We all seem to be of one mind here, however, I really do think that putting the genie back into the bottle is going to be very, very difficult. Unfortunately those around us are moving more and more to a seven day working week and many families now need two workers to support them in these times of greater financial stress. If the old Holy Days of Obligation are re-introduced I can only see more people ignoring them and carrying on working and then forgetting all about them! That's the real dilemma I would suggest.

amator Dei said...

Strange that the "anti-Catholic" BBC still keeps Ascension Thursday - a verse of 'Hail the day that sees him rise' before the 8 am news and a complete Anglican Eucharist in the evening.
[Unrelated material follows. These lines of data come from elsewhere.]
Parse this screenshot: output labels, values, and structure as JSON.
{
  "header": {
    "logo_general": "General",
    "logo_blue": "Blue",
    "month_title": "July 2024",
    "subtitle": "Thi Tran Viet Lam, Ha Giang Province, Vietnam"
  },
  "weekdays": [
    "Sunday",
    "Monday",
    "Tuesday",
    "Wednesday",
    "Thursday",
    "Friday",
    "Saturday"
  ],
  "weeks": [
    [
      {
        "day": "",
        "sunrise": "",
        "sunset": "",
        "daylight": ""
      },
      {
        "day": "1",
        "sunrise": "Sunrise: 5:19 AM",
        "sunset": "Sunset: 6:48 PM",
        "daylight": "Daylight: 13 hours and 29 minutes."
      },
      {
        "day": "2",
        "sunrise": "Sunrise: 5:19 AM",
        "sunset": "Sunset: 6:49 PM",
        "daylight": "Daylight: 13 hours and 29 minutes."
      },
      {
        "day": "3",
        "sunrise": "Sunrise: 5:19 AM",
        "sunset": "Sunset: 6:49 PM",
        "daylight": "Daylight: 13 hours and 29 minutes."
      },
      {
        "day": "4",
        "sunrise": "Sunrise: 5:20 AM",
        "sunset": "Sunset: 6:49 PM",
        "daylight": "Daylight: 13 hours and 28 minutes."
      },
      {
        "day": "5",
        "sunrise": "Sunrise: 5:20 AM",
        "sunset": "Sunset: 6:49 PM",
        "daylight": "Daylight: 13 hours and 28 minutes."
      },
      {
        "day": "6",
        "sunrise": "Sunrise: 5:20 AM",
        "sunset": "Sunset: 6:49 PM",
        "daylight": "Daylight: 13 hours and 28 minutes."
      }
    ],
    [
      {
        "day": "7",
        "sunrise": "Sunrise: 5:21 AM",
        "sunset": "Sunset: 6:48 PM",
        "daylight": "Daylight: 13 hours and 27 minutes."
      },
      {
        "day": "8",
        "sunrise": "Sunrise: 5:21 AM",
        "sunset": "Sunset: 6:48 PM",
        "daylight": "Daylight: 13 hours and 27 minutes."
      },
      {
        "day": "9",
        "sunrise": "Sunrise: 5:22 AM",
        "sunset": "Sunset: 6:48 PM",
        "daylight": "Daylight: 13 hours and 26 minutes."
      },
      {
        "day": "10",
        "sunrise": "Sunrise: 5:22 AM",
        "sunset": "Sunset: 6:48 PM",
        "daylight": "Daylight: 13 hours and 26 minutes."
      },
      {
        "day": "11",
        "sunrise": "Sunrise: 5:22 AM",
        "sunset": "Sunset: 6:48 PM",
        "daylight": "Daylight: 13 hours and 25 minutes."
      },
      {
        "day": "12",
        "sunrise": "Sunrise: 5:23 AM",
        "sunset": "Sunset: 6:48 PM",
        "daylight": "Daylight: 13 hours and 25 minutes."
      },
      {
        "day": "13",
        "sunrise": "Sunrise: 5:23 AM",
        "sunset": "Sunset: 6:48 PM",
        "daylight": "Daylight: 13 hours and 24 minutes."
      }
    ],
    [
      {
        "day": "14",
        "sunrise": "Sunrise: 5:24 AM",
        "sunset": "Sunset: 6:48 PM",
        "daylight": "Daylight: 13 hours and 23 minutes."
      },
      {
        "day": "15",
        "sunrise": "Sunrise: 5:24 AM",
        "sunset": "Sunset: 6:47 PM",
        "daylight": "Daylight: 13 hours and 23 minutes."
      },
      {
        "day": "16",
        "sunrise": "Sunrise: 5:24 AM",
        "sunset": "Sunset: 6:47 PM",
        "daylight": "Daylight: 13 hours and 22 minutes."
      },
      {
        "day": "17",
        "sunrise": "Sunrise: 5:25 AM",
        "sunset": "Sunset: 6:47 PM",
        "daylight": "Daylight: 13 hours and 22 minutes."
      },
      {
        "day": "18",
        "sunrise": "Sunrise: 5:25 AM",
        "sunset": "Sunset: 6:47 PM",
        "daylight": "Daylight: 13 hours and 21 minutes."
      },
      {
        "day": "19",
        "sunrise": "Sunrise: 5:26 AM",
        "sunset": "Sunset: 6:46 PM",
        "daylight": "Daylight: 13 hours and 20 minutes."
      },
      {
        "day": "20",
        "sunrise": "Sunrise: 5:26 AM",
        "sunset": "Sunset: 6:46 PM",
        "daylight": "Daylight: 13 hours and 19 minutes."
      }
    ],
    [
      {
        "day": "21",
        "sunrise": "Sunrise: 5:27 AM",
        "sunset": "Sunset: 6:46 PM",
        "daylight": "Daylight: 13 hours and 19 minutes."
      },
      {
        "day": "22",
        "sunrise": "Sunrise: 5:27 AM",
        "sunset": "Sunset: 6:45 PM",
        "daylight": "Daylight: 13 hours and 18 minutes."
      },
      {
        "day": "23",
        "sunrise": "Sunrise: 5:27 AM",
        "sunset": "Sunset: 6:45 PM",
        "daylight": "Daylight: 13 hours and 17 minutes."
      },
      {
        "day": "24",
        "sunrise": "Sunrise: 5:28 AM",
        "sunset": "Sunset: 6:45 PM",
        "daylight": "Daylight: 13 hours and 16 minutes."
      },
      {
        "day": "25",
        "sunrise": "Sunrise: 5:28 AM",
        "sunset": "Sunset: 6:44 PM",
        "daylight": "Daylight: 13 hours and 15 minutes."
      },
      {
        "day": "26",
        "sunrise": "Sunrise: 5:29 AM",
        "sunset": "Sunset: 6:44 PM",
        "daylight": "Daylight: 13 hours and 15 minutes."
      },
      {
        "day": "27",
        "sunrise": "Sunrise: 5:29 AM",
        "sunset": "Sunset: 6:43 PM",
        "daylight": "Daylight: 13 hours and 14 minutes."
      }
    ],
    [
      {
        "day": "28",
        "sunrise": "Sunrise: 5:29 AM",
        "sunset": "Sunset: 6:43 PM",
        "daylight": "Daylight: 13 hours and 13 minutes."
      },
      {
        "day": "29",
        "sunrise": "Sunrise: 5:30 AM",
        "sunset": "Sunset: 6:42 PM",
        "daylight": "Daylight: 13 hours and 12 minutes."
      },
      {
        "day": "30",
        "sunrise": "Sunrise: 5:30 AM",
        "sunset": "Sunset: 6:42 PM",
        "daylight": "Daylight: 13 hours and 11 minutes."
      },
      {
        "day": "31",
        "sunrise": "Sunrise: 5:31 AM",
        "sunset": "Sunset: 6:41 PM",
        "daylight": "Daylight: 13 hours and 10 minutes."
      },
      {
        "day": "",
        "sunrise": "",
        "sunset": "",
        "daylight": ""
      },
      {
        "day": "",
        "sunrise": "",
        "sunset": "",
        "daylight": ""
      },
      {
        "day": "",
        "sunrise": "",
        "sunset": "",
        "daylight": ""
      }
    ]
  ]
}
Maybe "secular" society is not quite so secular after all!

nickbris said...

C of E dissidents crossed over and formed what is known as the Ordinariate.What do dissident Catholics do when they disagree with anything?

They seem to be wandering about from parish to parish to find what they think is the right way.

We can still go to Mass any day we like as well as Sunday which is obligatory.

I'm not sure but I think these decisions about changing the Holy Days to the Sunday were made after a very long period of research.

Some of us septuagenarians have seen a lot of changes but we were brought up to do as we are told without question and that is what it means to be an obedient Catholic

vetusta ecclesia said...

One result of the moving of the feasts to Sundays is that it drives a coach and horses through the coherence of the revised Sunday lectionary, especially in the early days of summer.

Et Expecto said...

Some time ago, I believe that the bishops of England and Wales promised a consultation process about reinstating the Holy Days. So far as I know, there has been no public consultation. Does anyone know of any?

In the absence of formal consultation, I would advise anyone who feels strongly on the matter to write to their bishop.

gemoftheocean said...

And we pretty much 'mark time' until Christ the King. Save the Assumption. [When I can I try to go to the eastern rite on that day -- they have a nice custom of blessing flowers.]